Gasoline Conservation: A Procedure for Measuring and Reducing the Driving of College Students

Foxx, R. M. & Hake, D. F. (1977). Gasoline conservation: A procedure for measuring and reducing the driving of college students. Journal of Applied Behavior Analysis, 10, 1, 61-74.

Sought to motivate college students to reduce the number of miles they drove each day and thus save gasoline. The 12 experimental Ss were offered various combinations of prizes such as cash, car servicing, and a university parking sticker for reducing driving. The value of the prize received was scaled in terms of percent reduction in driving. The contrast group of 9 Ss received no inducements. The condition in which the experimental group's mileage reduction was reinforced was counterbalanced by 2 baseline conditions. Several special recording procedures were used to reduce and detect the possibility of Ss altering their odometers, the source of the driving data. Experimental Ss reduced their average daily mileage by 20% relative to the initial baseline; the contrast group did not change. During the 1-mo reinforcement condition, experimental Ss saved some 170 gallons (worth $102) of gasoline.

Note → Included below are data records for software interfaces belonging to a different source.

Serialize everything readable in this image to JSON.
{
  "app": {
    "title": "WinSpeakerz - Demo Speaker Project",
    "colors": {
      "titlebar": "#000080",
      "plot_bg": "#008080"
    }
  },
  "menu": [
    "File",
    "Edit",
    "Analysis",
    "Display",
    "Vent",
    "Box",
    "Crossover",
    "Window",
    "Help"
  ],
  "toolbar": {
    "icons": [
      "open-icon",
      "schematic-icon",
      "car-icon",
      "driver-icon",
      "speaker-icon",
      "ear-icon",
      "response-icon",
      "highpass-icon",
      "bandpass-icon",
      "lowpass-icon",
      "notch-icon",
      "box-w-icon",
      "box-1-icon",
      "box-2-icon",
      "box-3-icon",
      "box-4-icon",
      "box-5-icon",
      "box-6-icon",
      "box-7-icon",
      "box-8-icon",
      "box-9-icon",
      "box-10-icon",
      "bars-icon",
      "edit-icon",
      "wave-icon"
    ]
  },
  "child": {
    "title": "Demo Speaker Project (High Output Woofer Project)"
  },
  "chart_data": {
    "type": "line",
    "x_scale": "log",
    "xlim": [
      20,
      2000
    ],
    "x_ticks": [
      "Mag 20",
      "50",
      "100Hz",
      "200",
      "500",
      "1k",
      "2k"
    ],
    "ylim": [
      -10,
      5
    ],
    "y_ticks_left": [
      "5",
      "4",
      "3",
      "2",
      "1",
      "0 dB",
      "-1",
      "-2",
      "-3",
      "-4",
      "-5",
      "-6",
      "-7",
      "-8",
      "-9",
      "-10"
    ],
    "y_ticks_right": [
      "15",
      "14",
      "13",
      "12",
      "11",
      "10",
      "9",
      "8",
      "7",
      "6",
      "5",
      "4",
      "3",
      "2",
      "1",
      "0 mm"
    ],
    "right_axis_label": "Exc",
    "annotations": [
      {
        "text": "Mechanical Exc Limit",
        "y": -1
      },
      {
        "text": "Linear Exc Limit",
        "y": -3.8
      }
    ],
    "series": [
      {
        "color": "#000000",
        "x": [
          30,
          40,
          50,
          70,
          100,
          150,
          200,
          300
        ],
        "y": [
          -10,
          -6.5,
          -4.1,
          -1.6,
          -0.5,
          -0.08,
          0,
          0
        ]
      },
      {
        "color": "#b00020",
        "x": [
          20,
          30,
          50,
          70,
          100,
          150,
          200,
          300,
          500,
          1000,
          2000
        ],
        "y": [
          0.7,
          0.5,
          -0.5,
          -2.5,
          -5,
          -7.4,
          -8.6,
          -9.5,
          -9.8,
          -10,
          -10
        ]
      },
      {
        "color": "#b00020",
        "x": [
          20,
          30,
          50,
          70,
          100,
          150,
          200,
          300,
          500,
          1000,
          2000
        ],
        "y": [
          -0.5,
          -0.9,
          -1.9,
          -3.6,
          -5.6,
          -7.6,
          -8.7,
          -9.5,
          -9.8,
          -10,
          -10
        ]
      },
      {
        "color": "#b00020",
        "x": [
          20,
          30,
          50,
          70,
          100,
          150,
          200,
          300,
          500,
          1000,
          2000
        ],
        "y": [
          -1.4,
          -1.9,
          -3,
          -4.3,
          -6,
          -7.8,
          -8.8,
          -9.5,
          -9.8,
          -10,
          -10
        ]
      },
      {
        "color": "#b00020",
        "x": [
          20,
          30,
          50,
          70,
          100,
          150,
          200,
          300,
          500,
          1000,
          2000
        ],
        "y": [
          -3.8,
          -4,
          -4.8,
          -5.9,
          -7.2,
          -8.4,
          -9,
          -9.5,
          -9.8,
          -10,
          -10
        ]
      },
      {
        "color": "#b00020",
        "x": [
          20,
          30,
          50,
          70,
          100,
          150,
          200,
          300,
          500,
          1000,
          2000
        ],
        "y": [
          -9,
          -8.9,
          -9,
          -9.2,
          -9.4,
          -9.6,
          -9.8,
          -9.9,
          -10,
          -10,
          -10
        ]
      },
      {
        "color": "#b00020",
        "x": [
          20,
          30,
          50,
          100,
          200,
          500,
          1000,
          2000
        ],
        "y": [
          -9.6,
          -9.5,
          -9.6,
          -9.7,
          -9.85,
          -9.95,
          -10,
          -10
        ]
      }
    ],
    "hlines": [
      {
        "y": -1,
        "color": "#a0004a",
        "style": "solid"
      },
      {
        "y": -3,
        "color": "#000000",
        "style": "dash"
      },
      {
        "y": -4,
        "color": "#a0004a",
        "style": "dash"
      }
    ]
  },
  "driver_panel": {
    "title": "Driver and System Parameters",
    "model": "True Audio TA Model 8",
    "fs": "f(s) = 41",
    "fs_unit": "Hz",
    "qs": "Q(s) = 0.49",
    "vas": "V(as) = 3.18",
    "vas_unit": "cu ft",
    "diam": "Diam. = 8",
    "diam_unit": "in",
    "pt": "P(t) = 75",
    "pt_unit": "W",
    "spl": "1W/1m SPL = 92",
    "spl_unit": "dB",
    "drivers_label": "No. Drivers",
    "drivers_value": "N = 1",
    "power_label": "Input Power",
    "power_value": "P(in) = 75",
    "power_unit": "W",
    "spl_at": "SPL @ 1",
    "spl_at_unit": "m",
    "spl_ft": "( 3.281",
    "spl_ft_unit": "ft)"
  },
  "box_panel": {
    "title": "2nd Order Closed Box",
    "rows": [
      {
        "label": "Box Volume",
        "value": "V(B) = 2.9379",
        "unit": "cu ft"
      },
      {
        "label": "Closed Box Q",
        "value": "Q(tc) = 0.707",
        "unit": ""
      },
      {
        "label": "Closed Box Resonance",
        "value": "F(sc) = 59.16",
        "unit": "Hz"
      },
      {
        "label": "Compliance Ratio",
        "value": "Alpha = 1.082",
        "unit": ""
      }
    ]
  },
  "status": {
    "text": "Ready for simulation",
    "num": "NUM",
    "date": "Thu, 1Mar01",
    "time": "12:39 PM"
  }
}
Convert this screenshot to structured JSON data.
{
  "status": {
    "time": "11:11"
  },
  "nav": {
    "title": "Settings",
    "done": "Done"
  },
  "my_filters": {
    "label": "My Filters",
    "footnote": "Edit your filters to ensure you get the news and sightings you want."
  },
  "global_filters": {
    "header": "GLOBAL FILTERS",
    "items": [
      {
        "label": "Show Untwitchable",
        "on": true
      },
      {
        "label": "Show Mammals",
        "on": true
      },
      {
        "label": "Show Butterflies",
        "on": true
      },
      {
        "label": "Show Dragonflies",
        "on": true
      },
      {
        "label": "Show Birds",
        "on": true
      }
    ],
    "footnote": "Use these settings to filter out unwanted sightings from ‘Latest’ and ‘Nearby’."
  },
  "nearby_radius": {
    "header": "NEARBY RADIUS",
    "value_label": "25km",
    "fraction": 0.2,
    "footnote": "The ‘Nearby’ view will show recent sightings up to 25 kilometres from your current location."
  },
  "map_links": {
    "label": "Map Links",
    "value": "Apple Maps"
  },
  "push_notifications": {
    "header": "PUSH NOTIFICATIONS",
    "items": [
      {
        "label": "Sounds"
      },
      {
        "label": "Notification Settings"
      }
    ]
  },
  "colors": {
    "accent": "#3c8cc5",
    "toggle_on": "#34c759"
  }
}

Find this article online
Site Courtesy of
McKenzie-Mohr & Associates

Expertise in Community-Based Social Marketing